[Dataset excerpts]
=== Section Start ===

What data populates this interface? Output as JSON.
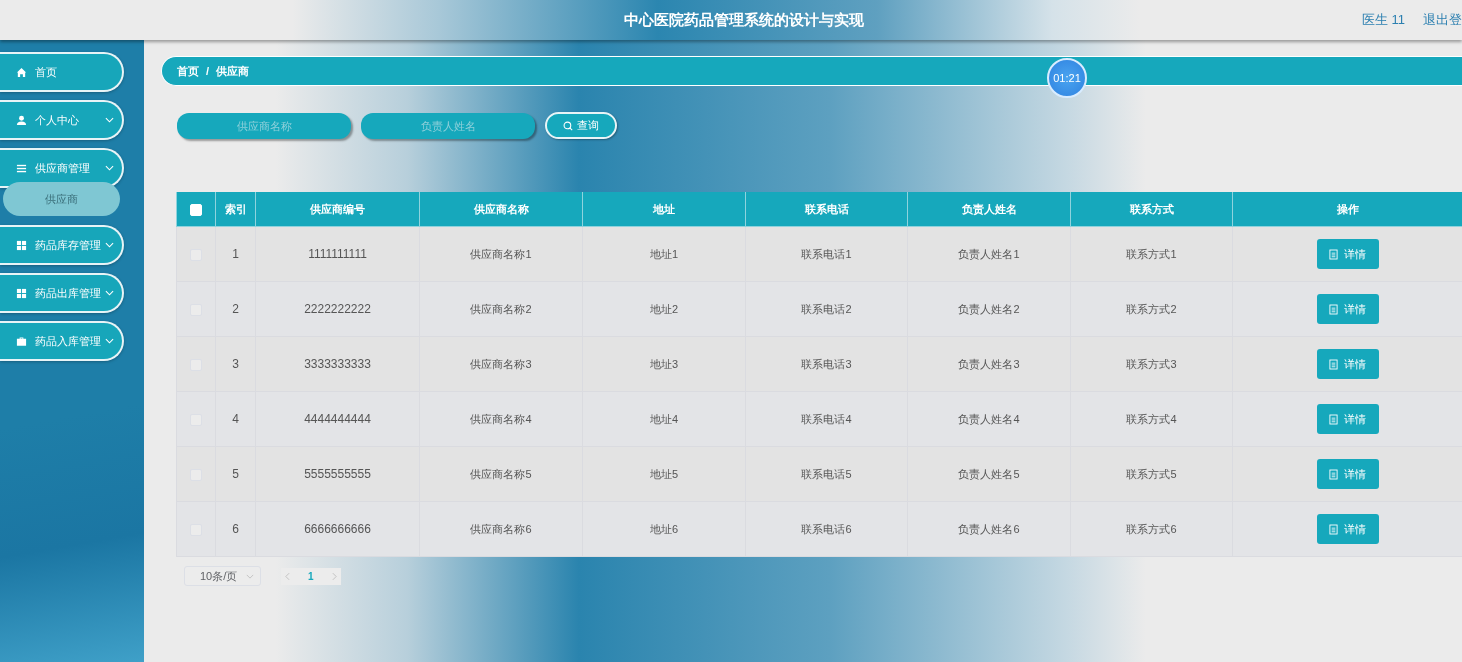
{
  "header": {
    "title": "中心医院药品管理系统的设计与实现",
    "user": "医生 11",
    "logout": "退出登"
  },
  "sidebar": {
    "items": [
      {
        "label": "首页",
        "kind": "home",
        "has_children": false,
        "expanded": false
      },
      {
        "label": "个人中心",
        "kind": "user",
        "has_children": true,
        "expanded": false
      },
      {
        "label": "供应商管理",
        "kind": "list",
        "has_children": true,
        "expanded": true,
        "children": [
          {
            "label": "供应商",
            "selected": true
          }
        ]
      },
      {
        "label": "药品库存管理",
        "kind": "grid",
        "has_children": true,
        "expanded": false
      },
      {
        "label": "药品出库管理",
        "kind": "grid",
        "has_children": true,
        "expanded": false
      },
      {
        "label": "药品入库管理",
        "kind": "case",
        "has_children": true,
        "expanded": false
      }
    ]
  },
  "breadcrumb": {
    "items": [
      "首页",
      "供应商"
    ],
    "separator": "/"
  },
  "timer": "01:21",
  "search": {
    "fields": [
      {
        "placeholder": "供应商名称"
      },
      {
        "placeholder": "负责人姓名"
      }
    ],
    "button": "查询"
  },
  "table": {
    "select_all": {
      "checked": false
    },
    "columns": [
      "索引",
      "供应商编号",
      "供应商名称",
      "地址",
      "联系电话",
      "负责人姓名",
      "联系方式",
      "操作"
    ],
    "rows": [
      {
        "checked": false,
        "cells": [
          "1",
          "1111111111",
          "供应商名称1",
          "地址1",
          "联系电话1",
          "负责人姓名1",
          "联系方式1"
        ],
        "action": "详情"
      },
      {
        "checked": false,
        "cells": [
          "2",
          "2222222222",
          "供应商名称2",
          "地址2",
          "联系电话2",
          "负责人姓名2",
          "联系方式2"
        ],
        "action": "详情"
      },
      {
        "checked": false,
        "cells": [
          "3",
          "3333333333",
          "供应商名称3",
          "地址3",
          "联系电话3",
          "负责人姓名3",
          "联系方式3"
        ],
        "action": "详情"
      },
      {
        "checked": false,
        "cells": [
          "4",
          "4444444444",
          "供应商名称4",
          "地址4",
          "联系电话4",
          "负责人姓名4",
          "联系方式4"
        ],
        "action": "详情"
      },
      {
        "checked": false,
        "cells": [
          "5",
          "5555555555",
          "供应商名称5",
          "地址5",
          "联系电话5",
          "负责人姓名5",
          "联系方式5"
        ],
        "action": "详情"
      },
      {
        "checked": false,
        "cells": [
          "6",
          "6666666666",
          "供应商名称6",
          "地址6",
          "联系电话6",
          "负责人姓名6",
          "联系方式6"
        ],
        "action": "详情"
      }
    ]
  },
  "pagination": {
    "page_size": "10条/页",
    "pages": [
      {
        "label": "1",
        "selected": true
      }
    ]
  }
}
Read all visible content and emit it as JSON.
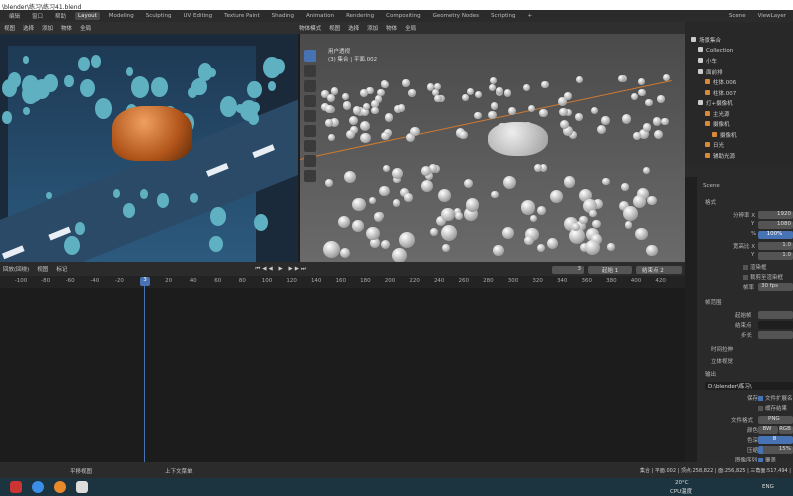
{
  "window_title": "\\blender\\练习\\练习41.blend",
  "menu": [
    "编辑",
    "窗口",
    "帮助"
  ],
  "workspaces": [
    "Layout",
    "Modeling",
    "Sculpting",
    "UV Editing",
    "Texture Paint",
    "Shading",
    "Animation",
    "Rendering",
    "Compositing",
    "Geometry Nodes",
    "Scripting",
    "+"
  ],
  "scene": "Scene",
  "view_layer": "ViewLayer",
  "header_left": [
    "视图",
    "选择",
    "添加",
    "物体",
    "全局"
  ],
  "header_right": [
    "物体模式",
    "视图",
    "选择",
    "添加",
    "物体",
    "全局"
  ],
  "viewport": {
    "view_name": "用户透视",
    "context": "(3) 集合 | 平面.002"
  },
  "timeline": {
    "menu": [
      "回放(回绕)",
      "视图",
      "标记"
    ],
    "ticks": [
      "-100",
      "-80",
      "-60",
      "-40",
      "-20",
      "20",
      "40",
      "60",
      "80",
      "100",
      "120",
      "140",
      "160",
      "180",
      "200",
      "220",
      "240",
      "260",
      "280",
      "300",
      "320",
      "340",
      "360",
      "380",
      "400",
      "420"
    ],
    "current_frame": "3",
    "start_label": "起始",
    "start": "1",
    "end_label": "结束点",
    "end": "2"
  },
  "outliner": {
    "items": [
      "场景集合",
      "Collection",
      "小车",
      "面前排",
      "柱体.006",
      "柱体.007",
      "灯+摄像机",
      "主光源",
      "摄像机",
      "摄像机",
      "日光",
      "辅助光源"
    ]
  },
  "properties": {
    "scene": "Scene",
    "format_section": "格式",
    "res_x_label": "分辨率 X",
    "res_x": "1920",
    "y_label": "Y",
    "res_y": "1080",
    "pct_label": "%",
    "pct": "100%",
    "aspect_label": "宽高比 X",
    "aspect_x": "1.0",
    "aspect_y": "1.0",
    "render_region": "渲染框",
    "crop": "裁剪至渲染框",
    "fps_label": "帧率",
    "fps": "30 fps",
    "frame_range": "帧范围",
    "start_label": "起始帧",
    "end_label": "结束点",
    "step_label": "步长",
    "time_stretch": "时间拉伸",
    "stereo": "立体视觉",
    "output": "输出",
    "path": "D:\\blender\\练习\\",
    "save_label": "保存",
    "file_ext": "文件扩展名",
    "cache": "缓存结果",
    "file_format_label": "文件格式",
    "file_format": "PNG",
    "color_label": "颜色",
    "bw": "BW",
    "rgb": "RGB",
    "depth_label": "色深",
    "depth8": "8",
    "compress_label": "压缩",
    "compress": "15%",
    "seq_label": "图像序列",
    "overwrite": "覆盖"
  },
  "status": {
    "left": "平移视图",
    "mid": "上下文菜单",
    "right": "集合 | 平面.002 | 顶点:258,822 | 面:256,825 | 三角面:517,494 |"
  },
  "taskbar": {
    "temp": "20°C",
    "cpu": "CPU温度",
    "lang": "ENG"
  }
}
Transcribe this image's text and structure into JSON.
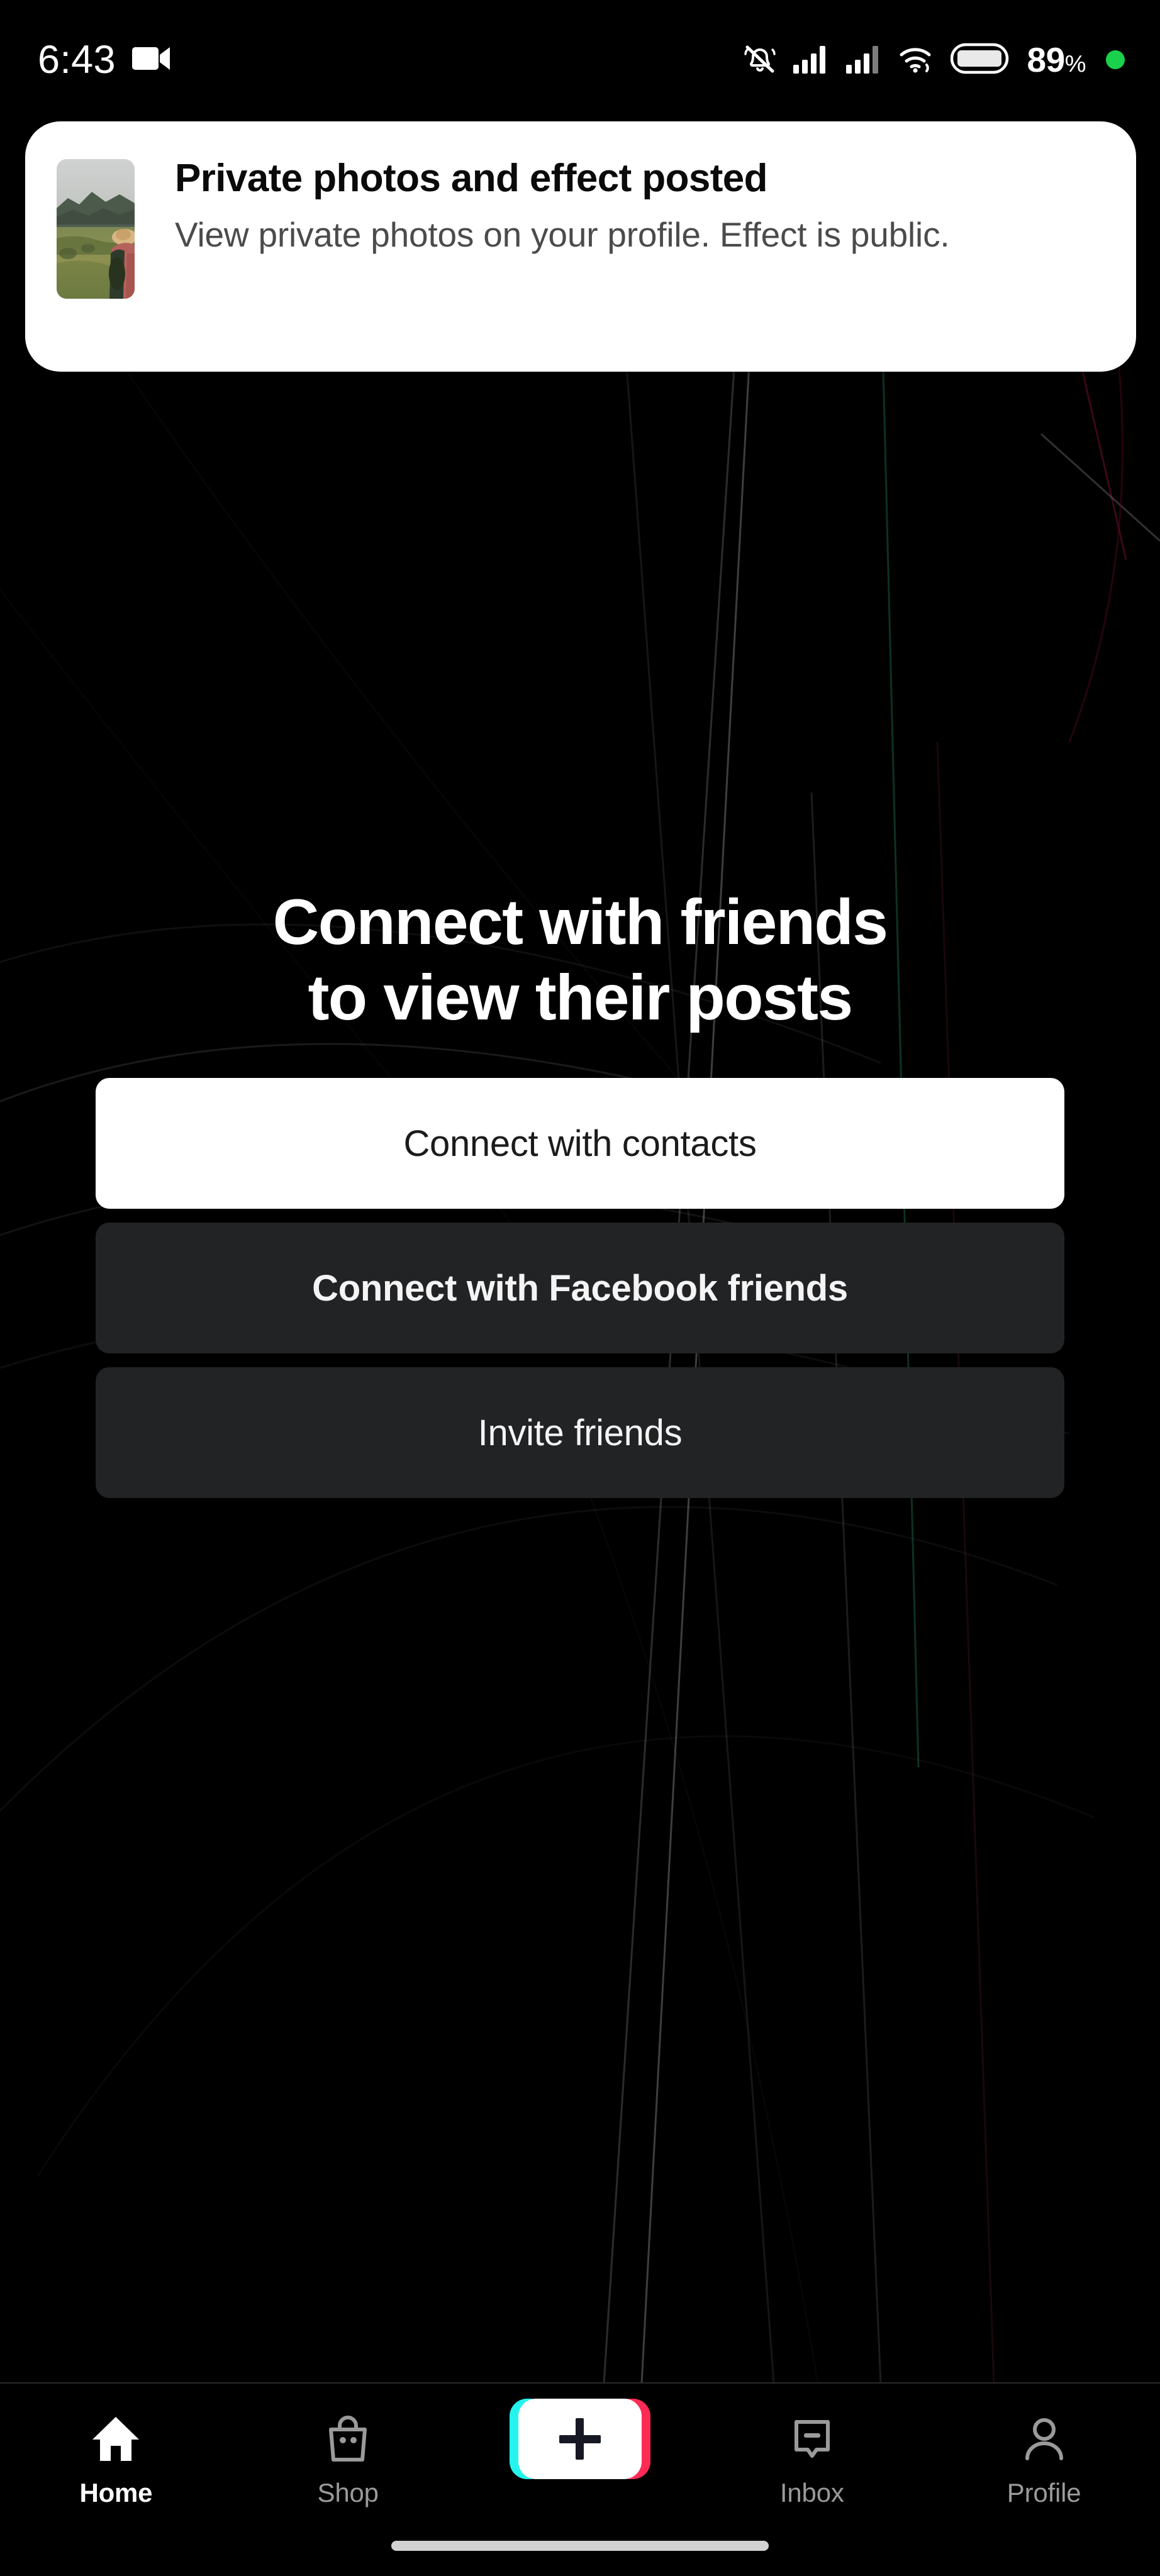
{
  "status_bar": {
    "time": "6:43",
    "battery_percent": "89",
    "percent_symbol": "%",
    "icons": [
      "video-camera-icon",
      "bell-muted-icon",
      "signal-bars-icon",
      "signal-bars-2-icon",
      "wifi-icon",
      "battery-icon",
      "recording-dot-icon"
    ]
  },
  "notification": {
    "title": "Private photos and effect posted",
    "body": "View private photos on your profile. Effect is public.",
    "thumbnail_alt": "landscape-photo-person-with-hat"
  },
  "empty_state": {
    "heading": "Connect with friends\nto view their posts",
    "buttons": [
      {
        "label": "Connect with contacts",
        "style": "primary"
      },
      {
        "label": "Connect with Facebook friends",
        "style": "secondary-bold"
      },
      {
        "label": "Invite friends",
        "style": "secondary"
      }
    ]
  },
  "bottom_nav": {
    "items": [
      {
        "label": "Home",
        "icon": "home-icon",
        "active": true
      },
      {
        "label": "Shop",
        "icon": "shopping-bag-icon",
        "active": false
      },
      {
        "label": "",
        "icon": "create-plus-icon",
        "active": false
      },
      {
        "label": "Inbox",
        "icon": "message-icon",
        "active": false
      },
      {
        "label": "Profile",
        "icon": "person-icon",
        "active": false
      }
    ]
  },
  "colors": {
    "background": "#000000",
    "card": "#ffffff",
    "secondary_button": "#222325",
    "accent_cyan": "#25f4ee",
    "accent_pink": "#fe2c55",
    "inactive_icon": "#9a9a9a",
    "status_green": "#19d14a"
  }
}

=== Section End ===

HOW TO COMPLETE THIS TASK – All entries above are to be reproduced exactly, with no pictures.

RESULT OF THE EXERCISE –
What data populates this interface? Output as JSON.
{
  "header": {
    "title": "中心医院药品管理系统的设计与实现",
    "user": "医生 11",
    "logout": "退出登"
  },
  "sidebar": {
    "items": [
      {
        "label": "首页",
        "kind": "home",
        "has_children": false,
        "expanded": false
      },
      {
        "label": "个人中心",
        "kind": "user",
        "has_children": true,
        "expanded": false
      },
      {
        "label": "供应商管理",
        "kind": "list",
        "has_children": true,
        "expanded": true,
        "children": [
          {
            "label": "供应商",
            "selected": true
          }
        ]
      },
      {
        "label": "药品库存管理",
        "kind": "grid",
        "has_children": true,
        "expanded": false
      },
      {
        "label": "药品出库管理",
        "kind": "grid",
        "has_children": true,
        "expanded": false
      },
      {
        "label": "药品入库管理",
        "kind": "case",
        "has_children": true,
        "expanded": false
      }
    ]
  },
  "breadcrumb": {
    "items": [
      "首页",
      "供应商"
    ],
    "separator": "/"
  },
  "timer": "01:21",
  "search": {
    "fields": [
      {
        "placeholder": "供应商名称"
      },
      {
        "placeholder": "负责人姓名"
      }
    ],
    "button": "查询"
  },
  "table": {
    "select_all": {
      "checked": false
    },
    "columns": [
      "索引",
      "供应商编号",
      "供应商名称",
      "地址",
      "联系电话",
      "负责人姓名",
      "联系方式",
      "操作"
    ],
    "rows": [
      {
        "checked": false,
        "cells": [
          "1",
          "1111111111",
          "供应商名称1",
          "地址1",
          "联系电话1",
          "负责人姓名1",
          "联系方式1"
        ],
        "action": "详情"
      },
      {
        "checked": false,
        "cells": [
          "2",
          "2222222222",
          "供应商名称2",
          "地址2",
          "联系电话2",
          "负责人姓名2",
          "联系方式2"
        ],
        "action": "详情"
      },
      {
        "checked": false,
        "cells": [
          "3",
          "3333333333",
          "供应商名称3",
          "地址3",
          "联系电话3",
          "负责人姓名3",
          "联系方式3"
        ],
        "action": "详情"
      },
      {
        "checked": false,
        "cells": [
          "4",
          "4444444444",
          "供应商名称4",
          "地址4",
          "联系电话4",
          "负责人姓名4",
          "联系方式4"
        ],
        "action": "详情"
      },
      {
        "checked": false,
        "cells": [
          "5",
          "5555555555",
          "供应商名称5",
          "地址5",
          "联系电话5",
          "负责人姓名5",
          "联系方式5"
        ],
        "action": "详情"
      },
      {
        "checked": false,
        "cells": [
          "6",
          "6666666666",
          "供应商名称6",
          "地址6",
          "联系电话6",
          "负责人姓名6",
          "联系方式6"
        ],
        "action": "详情"
      }
    ]
  },
  "pagination": {
    "page_size": "10条/页",
    "pages": [
      {
        "label": "1",
        "selected": true
      }
    ]
  }
}
Read all visible content and emit it as JSON.
{
  "window_title": "\\blender\\练习\\练习41.blend",
  "menu": [
    "编辑",
    "窗口",
    "帮助"
  ],
  "workspaces": [
    "Layout",
    "Modeling",
    "Sculpting",
    "UV Editing",
    "Texture Paint",
    "Shading",
    "Animation",
    "Rendering",
    "Compositing",
    "Geometry Nodes",
    "Scripting",
    "+"
  ],
  "scene": "Scene",
  "view_layer": "ViewLayer",
  "header_left": [
    "视图",
    "选择",
    "添加",
    "物体",
    "全局"
  ],
  "header_right": [
    "物体模式",
    "视图",
    "选择",
    "添加",
    "物体",
    "全局"
  ],
  "viewport": {
    "view_name": "用户透视",
    "context": "(3) 集合 | 平面.002"
  },
  "timeline": {
    "menu": [
      "回放(回绕)",
      "视图",
      "标记"
    ],
    "ticks": [
      "-100",
      "-80",
      "-60",
      "-40",
      "-20",
      "20",
      "40",
      "60",
      "80",
      "100",
      "120",
      "140",
      "160",
      "180",
      "200",
      "220",
      "240",
      "260",
      "280",
      "300",
      "320",
      "340",
      "360",
      "380",
      "400",
      "420"
    ],
    "current_frame": "3",
    "start_label": "起始",
    "start": "1",
    "end_label": "结束点",
    "end": "2"
  },
  "outliner": {
    "items": [
      "场景集合",
      "Collection",
      "小车",
      "面前排",
      "柱体.006",
      "柱体.007",
      "灯+摄像机",
      "主光源",
      "摄像机",
      "摄像机",
      "日光",
      "辅助光源"
    ]
  },
  "properties": {
    "scene": "Scene",
    "format_section": "格式",
    "res_x_label": "分辨率 X",
    "res_x": "1920",
    "y_label": "Y",
    "res_y": "1080",
    "pct_label": "%",
    "pct": "100%",
    "aspect_label": "宽高比 X",
    "aspect_x": "1.0",
    "aspect_y": "1.0",
    "render_region": "渲染框",
    "crop": "裁剪至渲染框",
    "fps_label": "帧率",
    "fps": "30 fps",
    "frame_range": "帧范围",
    "start_label": "起始帧",
    "end_label": "结束点",
    "step_label": "步长",
    "time_stretch": "时间拉伸",
    "stereo": "立体视觉",
    "output": "输出",
    "path": "D:\\blender\\练习\\",
    "save_label": "保存",
    "file_ext": "文件扩展名",
    "cache": "缓存结果",
    "file_format_label": "文件格式",
    "file_format": "PNG",
    "color_label": "颜色",
    "bw": "BW",
    "rgb": "RGB",
    "depth_label": "色深",
    "depth8": "8",
    "compress_label": "压缩",
    "compress": "15%",
    "seq_label": "图像序列",
    "overwrite": "覆盖"
  },
  "status": {
    "left": "平移视图",
    "mid": "上下文菜单",
    "right": "集合 | 平面.002 | 顶点:258,822 | 面:256,825 | 三角面:517,494 |"
  },
  "taskbar": {
    "temp": "20°C",
    "cpu": "CPU温度",
    "lang": "ENG"
  }
}
Transcribe this image's text and structure into JSON.
{
  "status_bar": {
    "time": "6:43",
    "battery_percent": "89",
    "percent_symbol": "%",
    "icons": [
      "video-camera-icon",
      "bell-muted-icon",
      "signal-bars-icon",
      "signal-bars-2-icon",
      "wifi-icon",
      "battery-icon",
      "recording-dot-icon"
    ]
  },
  "notification": {
    "title": "Private photos and effect posted",
    "body": "View private photos on your profile. Effect is public.",
    "thumbnail_alt": "landscape-photo-person-with-hat"
  },
  "empty_state": {
    "heading": "Connect with friends\nto view their posts",
    "buttons": [
      {
        "label": "Connect with contacts",
        "style": "primary"
      },
      {
        "label": "Connect with Facebook friends",
        "style": "secondary-bold"
      },
      {
        "label": "Invite friends",
        "style": "secondary"
      }
    ]
  },
  "bottom_nav": {
    "items": [
      {
        "label": "Home",
        "icon": "home-icon",
        "active": true
      },
      {
        "label": "Shop",
        "icon": "shopping-bag-icon",
        "active": false
      },
      {
        "label": "",
        "icon": "create-plus-icon",
        "active": false
      },
      {
        "label": "Inbox",
        "icon": "message-icon",
        "active": false
      },
      {
        "label": "Profile",
        "icon": "person-icon",
        "active": false
      }
    ]
  },
  "colors": {
    "background": "#000000",
    "card": "#ffffff",
    "secondary_button": "#222325",
    "accent_cyan": "#25f4ee",
    "accent_pink": "#fe2c55",
    "inactive_icon": "#9a9a9a",
    "status_green": "#19d14a"
  }
}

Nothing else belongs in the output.